Authored by: Russell Sommers
During the Jan. 24, 2017 conference call of the NAIC Cybersecurity (EX) Task Force, there was a lengthy discussion around the use of third parties, contracting with third parties and breach notification requirements of licensed insurers when a third party service organization has been breached. The discussion focused on specific actionable items arising from Section 4(f) of the draft model law, which states:
“The licensee shall contract only with third-party service providers that are capable of maintaining appropriate safeguards, as required by the state laws in which the licensee is located or other statutory authority, to protect for personal information in the licensee’s possession, custody or control, and the licensee shall be responsible for any failure by such third-party service providers to protect personal information provided by the licensee to the third-party service providers consistent with this Act.”
Requirements of carriers in contracting third parties
Comments from interested parties and regulators centered on the requirements of carriers in contracting with third parties, specifically:
- Contract provisions outlining protocols for breach notification;
- Carrier responsibilities in vetting the information provided in notices by third party vendors;
- Licensee requirements in notifying consumers of data breaches at third party service providers; and
- The concept of the “harm” trigger being used to reduce a deluge of notices to consumers and how many notifications are too many.
Authority of state insurance regulators over industry service providers
Conversation transitioned to the authority of individual state insurance regulators to govern insurance industry service providers and the onus of individual companies to mandate compliance requirements on service providers.
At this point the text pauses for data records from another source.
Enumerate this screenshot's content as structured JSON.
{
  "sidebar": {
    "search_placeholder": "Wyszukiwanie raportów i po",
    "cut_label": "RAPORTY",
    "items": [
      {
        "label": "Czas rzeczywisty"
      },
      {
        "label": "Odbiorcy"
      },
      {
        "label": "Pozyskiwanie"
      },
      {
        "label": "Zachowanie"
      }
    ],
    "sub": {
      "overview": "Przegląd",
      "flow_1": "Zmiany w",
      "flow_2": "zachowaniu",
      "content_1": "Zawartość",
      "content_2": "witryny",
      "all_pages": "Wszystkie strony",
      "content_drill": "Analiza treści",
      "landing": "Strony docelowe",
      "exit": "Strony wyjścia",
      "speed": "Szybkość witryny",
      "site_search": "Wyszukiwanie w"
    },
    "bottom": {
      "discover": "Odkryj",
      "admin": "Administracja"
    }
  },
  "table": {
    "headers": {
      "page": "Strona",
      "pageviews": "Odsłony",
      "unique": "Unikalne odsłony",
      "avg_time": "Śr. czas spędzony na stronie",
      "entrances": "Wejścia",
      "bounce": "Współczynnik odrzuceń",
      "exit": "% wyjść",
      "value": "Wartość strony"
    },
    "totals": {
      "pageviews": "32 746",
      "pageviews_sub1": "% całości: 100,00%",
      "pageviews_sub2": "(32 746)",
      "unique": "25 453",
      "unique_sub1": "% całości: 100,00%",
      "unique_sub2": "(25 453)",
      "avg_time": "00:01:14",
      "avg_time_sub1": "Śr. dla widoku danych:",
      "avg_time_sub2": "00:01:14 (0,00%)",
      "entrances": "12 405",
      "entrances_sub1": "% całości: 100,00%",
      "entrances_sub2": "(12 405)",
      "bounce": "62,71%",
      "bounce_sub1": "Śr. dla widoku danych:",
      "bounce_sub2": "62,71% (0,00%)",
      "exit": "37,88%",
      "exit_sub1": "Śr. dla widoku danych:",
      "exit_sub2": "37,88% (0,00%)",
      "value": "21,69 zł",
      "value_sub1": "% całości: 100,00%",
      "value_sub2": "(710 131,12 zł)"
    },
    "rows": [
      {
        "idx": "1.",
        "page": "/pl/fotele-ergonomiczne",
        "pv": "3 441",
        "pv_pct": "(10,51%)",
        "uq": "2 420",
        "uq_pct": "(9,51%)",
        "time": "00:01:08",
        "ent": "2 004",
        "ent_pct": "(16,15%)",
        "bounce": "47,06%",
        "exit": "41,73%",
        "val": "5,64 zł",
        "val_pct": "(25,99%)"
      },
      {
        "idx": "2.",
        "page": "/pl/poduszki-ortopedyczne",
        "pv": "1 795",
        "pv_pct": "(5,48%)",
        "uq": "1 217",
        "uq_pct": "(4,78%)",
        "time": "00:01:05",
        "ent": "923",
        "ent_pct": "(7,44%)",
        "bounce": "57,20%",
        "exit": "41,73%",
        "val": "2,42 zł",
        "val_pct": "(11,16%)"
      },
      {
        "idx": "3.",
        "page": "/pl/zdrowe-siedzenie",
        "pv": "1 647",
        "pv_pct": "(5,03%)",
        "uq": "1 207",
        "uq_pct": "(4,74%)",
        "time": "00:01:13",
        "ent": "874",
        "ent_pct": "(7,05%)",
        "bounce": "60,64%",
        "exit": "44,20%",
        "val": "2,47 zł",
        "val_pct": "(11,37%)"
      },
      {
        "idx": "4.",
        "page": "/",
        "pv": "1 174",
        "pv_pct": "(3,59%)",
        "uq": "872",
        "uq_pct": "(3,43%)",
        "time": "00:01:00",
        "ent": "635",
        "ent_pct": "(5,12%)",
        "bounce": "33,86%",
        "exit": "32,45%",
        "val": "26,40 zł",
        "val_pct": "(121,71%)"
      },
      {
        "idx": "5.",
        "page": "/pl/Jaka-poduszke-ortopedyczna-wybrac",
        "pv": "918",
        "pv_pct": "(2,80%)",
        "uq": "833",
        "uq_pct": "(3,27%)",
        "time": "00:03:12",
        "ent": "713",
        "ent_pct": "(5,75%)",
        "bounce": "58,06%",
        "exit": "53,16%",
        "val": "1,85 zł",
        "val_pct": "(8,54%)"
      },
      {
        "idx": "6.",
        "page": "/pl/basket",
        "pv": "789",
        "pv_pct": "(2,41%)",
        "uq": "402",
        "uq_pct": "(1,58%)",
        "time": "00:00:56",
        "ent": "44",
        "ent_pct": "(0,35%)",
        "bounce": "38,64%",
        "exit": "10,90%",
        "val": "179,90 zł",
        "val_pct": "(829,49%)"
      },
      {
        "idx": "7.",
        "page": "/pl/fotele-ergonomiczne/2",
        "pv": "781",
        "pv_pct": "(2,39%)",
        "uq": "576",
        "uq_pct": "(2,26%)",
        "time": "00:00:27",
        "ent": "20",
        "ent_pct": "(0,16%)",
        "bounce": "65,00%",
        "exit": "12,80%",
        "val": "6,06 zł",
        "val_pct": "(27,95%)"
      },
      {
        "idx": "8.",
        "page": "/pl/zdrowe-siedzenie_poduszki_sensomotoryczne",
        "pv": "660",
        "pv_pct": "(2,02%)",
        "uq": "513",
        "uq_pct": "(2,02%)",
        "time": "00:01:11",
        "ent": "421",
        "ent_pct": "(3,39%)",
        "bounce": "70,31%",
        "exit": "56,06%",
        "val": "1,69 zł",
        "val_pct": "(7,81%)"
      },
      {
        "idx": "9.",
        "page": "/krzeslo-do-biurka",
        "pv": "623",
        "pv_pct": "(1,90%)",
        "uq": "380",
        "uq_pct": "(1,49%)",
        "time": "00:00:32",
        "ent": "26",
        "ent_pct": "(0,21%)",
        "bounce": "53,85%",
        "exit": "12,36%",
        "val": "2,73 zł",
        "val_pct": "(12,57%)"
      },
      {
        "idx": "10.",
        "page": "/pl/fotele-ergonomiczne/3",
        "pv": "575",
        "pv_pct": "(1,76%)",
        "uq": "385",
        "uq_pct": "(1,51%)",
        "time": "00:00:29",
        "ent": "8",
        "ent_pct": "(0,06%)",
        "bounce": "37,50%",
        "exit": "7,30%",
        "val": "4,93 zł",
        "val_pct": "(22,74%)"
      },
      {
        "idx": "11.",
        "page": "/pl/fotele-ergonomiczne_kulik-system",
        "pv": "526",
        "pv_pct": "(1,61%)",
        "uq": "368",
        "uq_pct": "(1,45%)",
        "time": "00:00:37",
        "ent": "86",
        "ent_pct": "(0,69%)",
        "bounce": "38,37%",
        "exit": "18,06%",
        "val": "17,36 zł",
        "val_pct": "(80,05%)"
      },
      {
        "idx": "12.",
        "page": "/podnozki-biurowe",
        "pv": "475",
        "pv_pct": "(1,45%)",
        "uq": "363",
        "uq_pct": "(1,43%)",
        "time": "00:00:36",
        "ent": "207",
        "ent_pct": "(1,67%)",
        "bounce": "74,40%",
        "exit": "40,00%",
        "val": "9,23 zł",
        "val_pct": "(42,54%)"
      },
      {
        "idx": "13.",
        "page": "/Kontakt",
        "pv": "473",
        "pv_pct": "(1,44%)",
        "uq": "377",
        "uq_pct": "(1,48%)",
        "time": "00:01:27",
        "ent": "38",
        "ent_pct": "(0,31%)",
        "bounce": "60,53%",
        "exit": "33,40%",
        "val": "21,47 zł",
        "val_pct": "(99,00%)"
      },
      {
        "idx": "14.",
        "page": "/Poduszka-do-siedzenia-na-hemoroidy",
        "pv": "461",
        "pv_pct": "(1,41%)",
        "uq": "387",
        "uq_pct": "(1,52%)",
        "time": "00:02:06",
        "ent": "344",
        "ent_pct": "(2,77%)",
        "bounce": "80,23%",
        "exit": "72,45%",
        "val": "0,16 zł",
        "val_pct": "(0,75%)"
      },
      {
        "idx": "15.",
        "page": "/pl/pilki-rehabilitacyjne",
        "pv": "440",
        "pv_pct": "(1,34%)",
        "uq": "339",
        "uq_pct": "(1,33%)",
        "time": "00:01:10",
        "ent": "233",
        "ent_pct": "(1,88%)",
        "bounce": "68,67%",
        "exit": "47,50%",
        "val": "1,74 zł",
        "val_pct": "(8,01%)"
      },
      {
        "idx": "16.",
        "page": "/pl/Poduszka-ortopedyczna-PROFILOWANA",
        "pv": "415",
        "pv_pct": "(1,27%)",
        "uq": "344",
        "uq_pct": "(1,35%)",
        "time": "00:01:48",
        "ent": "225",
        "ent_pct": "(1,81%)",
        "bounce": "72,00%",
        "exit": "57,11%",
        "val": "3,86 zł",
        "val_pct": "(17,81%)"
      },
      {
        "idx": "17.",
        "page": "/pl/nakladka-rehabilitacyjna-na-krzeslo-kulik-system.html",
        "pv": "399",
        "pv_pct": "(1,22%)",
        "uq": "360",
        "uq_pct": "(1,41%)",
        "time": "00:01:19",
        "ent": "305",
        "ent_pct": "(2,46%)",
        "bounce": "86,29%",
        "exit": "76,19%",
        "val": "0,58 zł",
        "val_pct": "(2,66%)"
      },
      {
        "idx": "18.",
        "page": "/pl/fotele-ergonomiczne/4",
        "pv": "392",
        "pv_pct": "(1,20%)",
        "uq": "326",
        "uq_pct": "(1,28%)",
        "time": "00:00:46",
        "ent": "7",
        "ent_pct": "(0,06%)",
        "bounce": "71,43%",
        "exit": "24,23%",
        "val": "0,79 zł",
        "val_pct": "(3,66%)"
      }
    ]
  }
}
Challenges associated with third party service provider compliance with insurance regulations were also discussed. Specific conversation was given to very large service providers which service across industries, for which compliance would be a magnanimous effort, and small boutique service organizations, for which compliance would be cost prohibitive.
A significant volume of interested party comments on the NAIC Data Security Model Act are targeted to be addressed in subsequent bi-weekly conference calls.
What to do now
In lieu of the authoritative guidance of state adoption of a final version of the Data Security Model Act, there are things insurers can do now to prepare that represent current corporate governance and information security best practices:
- Map data flow for your organization, including:
- what data is captured;
- how that data is processed;
- where the data goes internally/externally;
- how/if data is encrypted;
- how data is transmitted to and from the company; and
- inventorying what data is transmitted to outside parties including third party service providers, regulators, related parties, etc.
- Include contract language which outlines protocols for breach notifications and specific data requirements.
- Test incident response and breach notification protocols.
While the final language of the Data Security Model Act remains to be seen, the general context of the provisions of that act relating to third party service providers are clear: “Licensee’s can assign authority, but not responsibility. Insurance companies are responsible for all transactions performed on their behalf.”
For more information on this topic, or to learn how Baker Tilly insurance specialists can help, contact our team.